══ Task material ══
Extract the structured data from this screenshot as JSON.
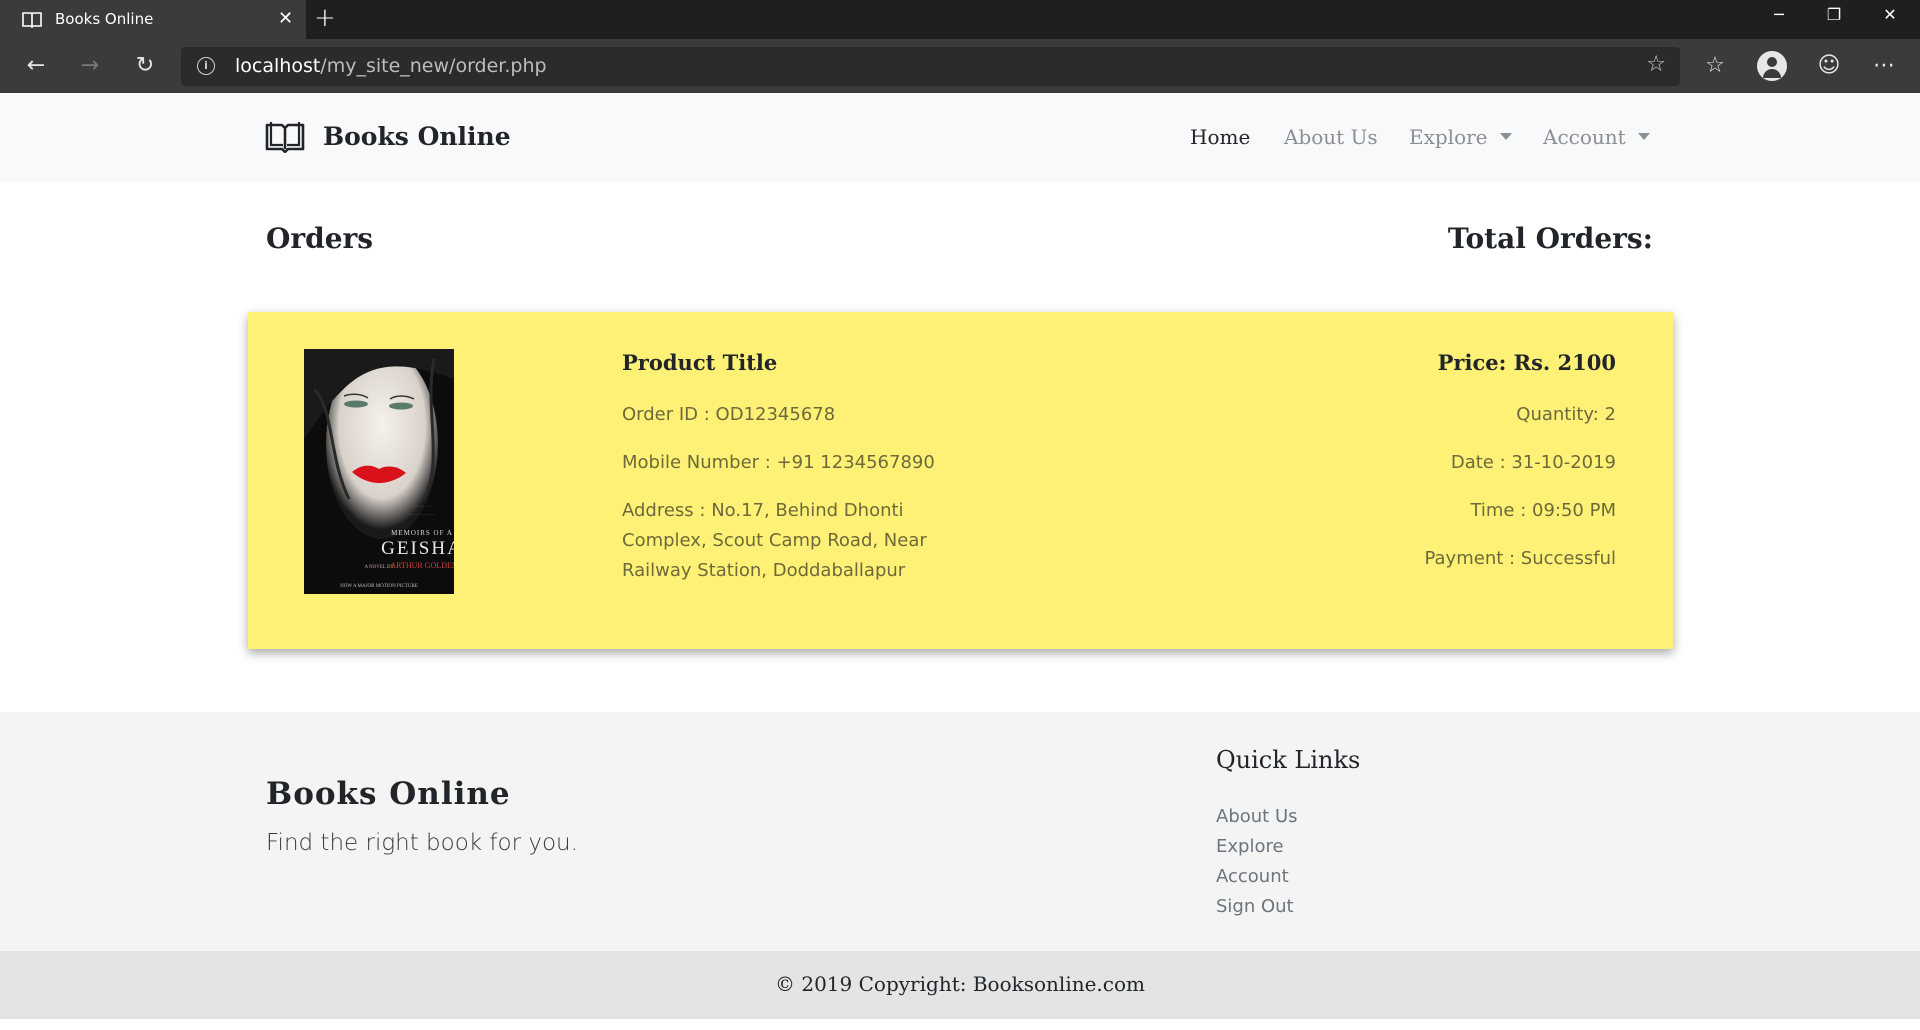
{
  "browser": {
    "tab_title": "Books Online",
    "url_host": "localhost",
    "url_path": "/my_site_new/order.php",
    "icons": [
      "book-icon",
      "close-icon",
      "plus-icon",
      "minimize-icon",
      "restore-icon",
      "window-close-icon",
      "back-icon",
      "forward-icon",
      "refresh-icon",
      "info-icon",
      "favorite-star-icon",
      "favorites-list-icon",
      "profile-icon",
      "feedback-smiley-icon",
      "more-icon"
    ]
  },
  "navbar": {
    "brand": "Books Online",
    "links": {
      "home": "Home",
      "about": "About Us",
      "explore": "Explore",
      "account": "Account"
    }
  },
  "orders": {
    "title": "Orders",
    "total_label": "Total Orders:"
  },
  "order": {
    "product_title": "Product Title",
    "order_id": "Order ID : OD12345678",
    "mobile": "Mobile Number : +91 1234567890",
    "address": "Address : No.17, Behind Dhonti Complex, Scout Camp Road, Near Railway Station, Doddaballapur",
    "price": "Price: Rs. 2100",
    "quantity": "Quantity: 2",
    "date": "Date : 31-10-2019",
    "time": "Time : 09:50 PM",
    "payment": "Payment : Successful",
    "cover": {
      "series": "MEMOIRS OF A",
      "title": "GEISHA",
      "byline_prefix": "A NOVEL BY",
      "author": "ARTHUR GOLDEN",
      "tagline": "NOW A MAJOR MOTION PICTURE"
    }
  },
  "footer": {
    "brand": "Books Online",
    "tagline": "Find the right book for you.",
    "quick_links_title": "Quick Links",
    "quick_links": [
      "About Us",
      "Explore",
      "Account",
      "Sign Out"
    ],
    "copyright": "© 2019 Copyright: Booksonline.com"
  },
  "colors": {
    "order_card": "#fff176",
    "navbar_bg": "#f8f9fa",
    "footer_bg": "#f4f4f4",
    "copyright_bg": "#e4e4e4",
    "browser_chrome": "#3b3b3b"
  }
}
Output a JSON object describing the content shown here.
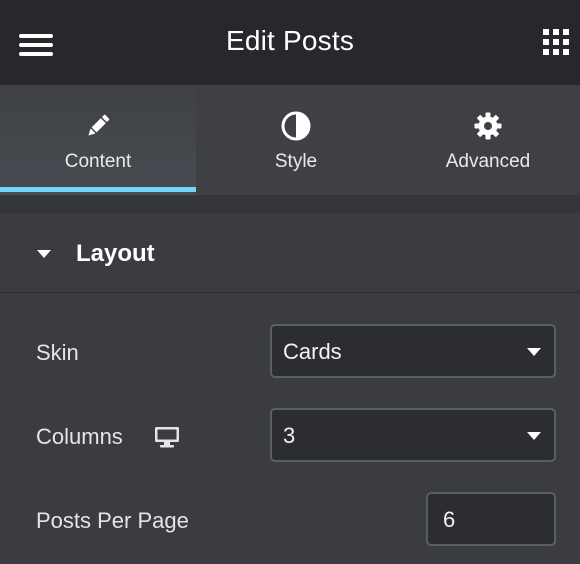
{
  "header": {
    "title": "Edit Posts",
    "menu_icon": "hamburger-menu-icon",
    "apps_icon": "grid-apps-icon"
  },
  "tabs": [
    {
      "label": "Content",
      "icon": "pencil-icon",
      "active": true
    },
    {
      "label": "Style",
      "icon": "half-circle-contrast-icon",
      "active": false
    },
    {
      "label": "Advanced",
      "icon": "gear-icon",
      "active": false
    }
  ],
  "section": {
    "title": "Layout",
    "expanded": true
  },
  "controls": {
    "skin": {
      "label": "Skin",
      "value": "Cards"
    },
    "columns": {
      "label": "Columns",
      "value": "3",
      "device_icon": "desktop-monitor-icon"
    },
    "posts_per_page": {
      "label": "Posts Per Page",
      "value": "6"
    }
  },
  "colors": {
    "accent": "#71d7f7",
    "header_bg": "#26282c",
    "panel_bg": "#3a3c41",
    "input_bg": "#2b2d31"
  }
}
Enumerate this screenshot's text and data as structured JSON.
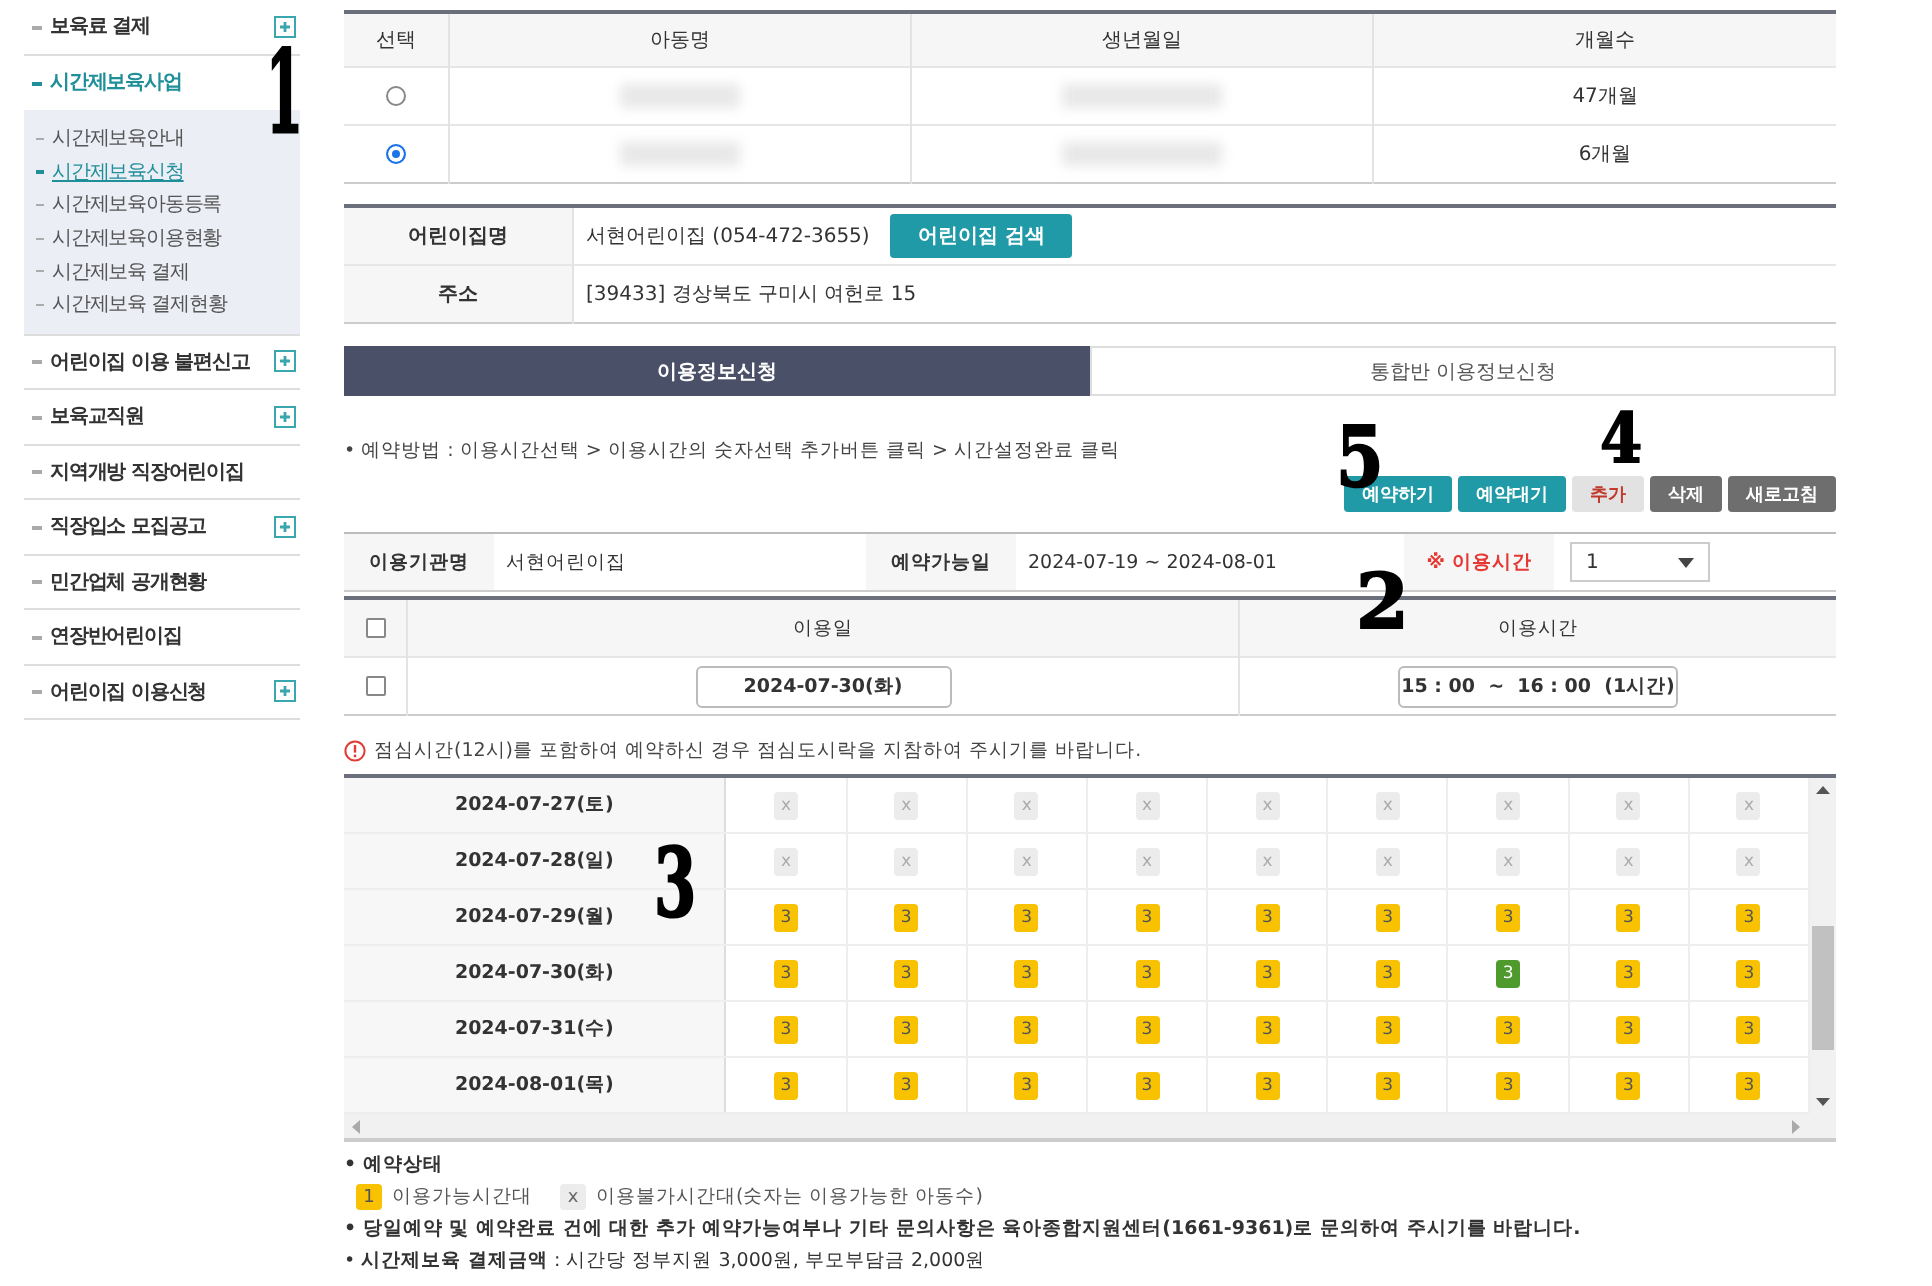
{
  "sidebar": {
    "items": [
      {
        "label": "보육료 결제",
        "has_submenu": true,
        "expanded": false,
        "selected": false
      },
      {
        "label": "시간제보육사업",
        "has_submenu": true,
        "expanded": true,
        "selected": true,
        "children": [
          {
            "label": "시간제보육안내",
            "selected": false
          },
          {
            "label": "시간제보육신청",
            "selected": true
          },
          {
            "label": "시간제보육아동등록",
            "selected": false
          },
          {
            "label": "시간제보육이용현황",
            "selected": false
          },
          {
            "label": "시간제보육 결제",
            "selected": false
          },
          {
            "label": "시간제보육 결제현황",
            "selected": false
          }
        ]
      },
      {
        "label": "어린이집 이용 불편신고",
        "has_submenu": true,
        "expanded": false,
        "selected": false
      },
      {
        "label": "보육교직원",
        "has_submenu": true,
        "expanded": false,
        "selected": false
      },
      {
        "label": "지역개방 직장어린이집",
        "has_submenu": false,
        "expanded": false,
        "selected": false
      },
      {
        "label": "직장입소 모집공고",
        "has_submenu": true,
        "expanded": false,
        "selected": false
      },
      {
        "label": "민간업체 공개현황",
        "has_submenu": false,
        "expanded": false,
        "selected": false
      },
      {
        "label": "연장반어린이집",
        "has_submenu": false,
        "expanded": false,
        "selected": false
      },
      {
        "label": "어린이집 이용신청",
        "has_submenu": true,
        "expanded": false,
        "selected": false
      }
    ]
  },
  "child_table": {
    "columns": [
      "선택",
      "아동명",
      "생년월일",
      "개월수"
    ],
    "rows": [
      {
        "selected": false,
        "months": "47개월"
      },
      {
        "selected": true,
        "months": "6개월"
      }
    ]
  },
  "center_info": {
    "rows": [
      {
        "label": "어린이집명",
        "value": "서현어린이집 (054-472-3655)",
        "button": "어린이집 검색"
      },
      {
        "label": "주소",
        "value": "[39433] 경상북도 구미시 여헌로 15"
      }
    ]
  },
  "tabs": [
    {
      "label": "이용정보신청",
      "selected": true
    },
    {
      "label": "통합반 이용정보신청",
      "selected": false
    }
  ],
  "guide": "• 예약방법 : 이용시간선택 > 이용시간의 숫자선택 추가버튼 클릭 > 시간설정완료 클릭",
  "buttons": [
    {
      "label": "예약하기",
      "kind": "primary"
    },
    {
      "label": "예약대기",
      "kind": "primary"
    },
    {
      "label": "추가",
      "kind": "light"
    },
    {
      "label": "삭제",
      "kind": "dark"
    },
    {
      "label": "새로고침",
      "kind": "dark"
    }
  ],
  "use_info": {
    "facility_label": "이용기관명",
    "facility": "서현어린이집",
    "period_label": "예약가능일",
    "period": "2024-07-19 ~ 2024-08-01",
    "hours_label": "※ 이용시간",
    "hours": "1"
  },
  "date_table": {
    "header_checked": false,
    "columns": [
      "이용일",
      "이용시간"
    ],
    "rows": [
      {
        "checked": false,
        "date": "2024-07-30(화)",
        "time": "15 : 00  ~  16 : 00  (1시간)"
      }
    ]
  },
  "warning": "점심시간(12시)를 포함하여 예약하신 경우 점심도시락을 지참하여 주시기를 바랍니다.",
  "schedule": {
    "rows": [
      {
        "date": "2024-07-27(토)",
        "slots": [
          {
            "text": "x",
            "kind": "unavailable"
          },
          {
            "text": "x",
            "kind": "unavailable"
          },
          {
            "text": "x",
            "kind": "unavailable"
          },
          {
            "text": "x",
            "kind": "unavailable"
          },
          {
            "text": "x",
            "kind": "unavailable"
          },
          {
            "text": "x",
            "kind": "unavailable"
          },
          {
            "text": "x",
            "kind": "unavailable"
          },
          {
            "text": "x",
            "kind": "unavailable"
          },
          {
            "text": "x",
            "kind": "unavailable"
          }
        ]
      },
      {
        "date": "2024-07-28(일)",
        "slots": [
          {
            "text": "x",
            "kind": "unavailable"
          },
          {
            "text": "x",
            "kind": "unavailable"
          },
          {
            "text": "x",
            "kind": "unavailable"
          },
          {
            "text": "x",
            "kind": "unavailable"
          },
          {
            "text": "x",
            "kind": "unavailable"
          },
          {
            "text": "x",
            "kind": "unavailable"
          },
          {
            "text": "x",
            "kind": "unavailable"
          },
          {
            "text": "x",
            "kind": "unavailable"
          },
          {
            "text": "x",
            "kind": "unavailable"
          }
        ]
      },
      {
        "date": "2024-07-29(월)",
        "slots": [
          {
            "text": "3",
            "kind": "available"
          },
          {
            "text": "3",
            "kind": "available"
          },
          {
            "text": "3",
            "kind": "available"
          },
          {
            "text": "3",
            "kind": "available"
          },
          {
            "text": "3",
            "kind": "available"
          },
          {
            "text": "3",
            "kind": "available"
          },
          {
            "text": "3",
            "kind": "available"
          },
          {
            "text": "3",
            "kind": "available"
          },
          {
            "text": "3",
            "kind": "available"
          }
        ]
      },
      {
        "date": "2024-07-30(화)",
        "slots": [
          {
            "text": "3",
            "kind": "available"
          },
          {
            "text": "3",
            "kind": "available"
          },
          {
            "text": "3",
            "kind": "available"
          },
          {
            "text": "3",
            "kind": "available"
          },
          {
            "text": "3",
            "kind": "available"
          },
          {
            "text": "3",
            "kind": "available"
          },
          {
            "text": "3",
            "kind": "selected"
          },
          {
            "text": "3",
            "kind": "available"
          },
          {
            "text": "3",
            "kind": "available"
          }
        ]
      },
      {
        "date": "2024-07-31(수)",
        "slots": [
          {
            "text": "3",
            "kind": "available"
          },
          {
            "text": "3",
            "kind": "available"
          },
          {
            "text": "3",
            "kind": "available"
          },
          {
            "text": "3",
            "kind": "available"
          },
          {
            "text": "3",
            "kind": "available"
          },
          {
            "text": "3",
            "kind": "available"
          },
          {
            "text": "3",
            "kind": "available"
          },
          {
            "text": "3",
            "kind": "available"
          },
          {
            "text": "3",
            "kind": "available"
          }
        ]
      },
      {
        "date": "2024-08-01(목)",
        "slots": [
          {
            "text": "3",
            "kind": "available"
          },
          {
            "text": "3",
            "kind": "available"
          },
          {
            "text": "3",
            "kind": "available"
          },
          {
            "text": "3",
            "kind": "available"
          },
          {
            "text": "3",
            "kind": "available"
          },
          {
            "text": "3",
            "kind": "available"
          },
          {
            "text": "3",
            "kind": "available"
          },
          {
            "text": "3",
            "kind": "available"
          },
          {
            "text": "3",
            "kind": "available"
          }
        ]
      }
    ]
  },
  "legend": {
    "title": "• 예약상태",
    "items": [
      {
        "badge": "1",
        "kind": "available",
        "label": "이용가능시간대"
      },
      {
        "badge": "x",
        "kind": "unavailable",
        "label": "이용불가시간대(숫자는 이용가능한 아동수)"
      }
    ]
  },
  "notes": [
    {
      "kind": "strong",
      "text": "• 당일예약 및 예약완료 건에 대한 추가 예약가능여부나 기타 문의사항은 육아종합지원센터(1661-9361)로 문의하여 주시기를 바랍니다."
    },
    {
      "kind": "plain",
      "text": "• **시간제보육 결제금액** : 시간당 정부지원 3,000원, 부모부담금 2,000원"
    }
  ],
  "annotations": [
    {
      "text": "1"
    },
    {
      "text": "4"
    },
    {
      "text": "5"
    },
    {
      "text": "2"
    },
    {
      "text": "3"
    }
  ]
}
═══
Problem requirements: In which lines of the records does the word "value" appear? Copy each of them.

Answer for the task:
      "value": "Cards"
      "value": "3",
      "value": "6"
        "value": "서현어린이집 (054-472-3655)",
        "value": "[39433] 경상북도 구미시 여헌로 15"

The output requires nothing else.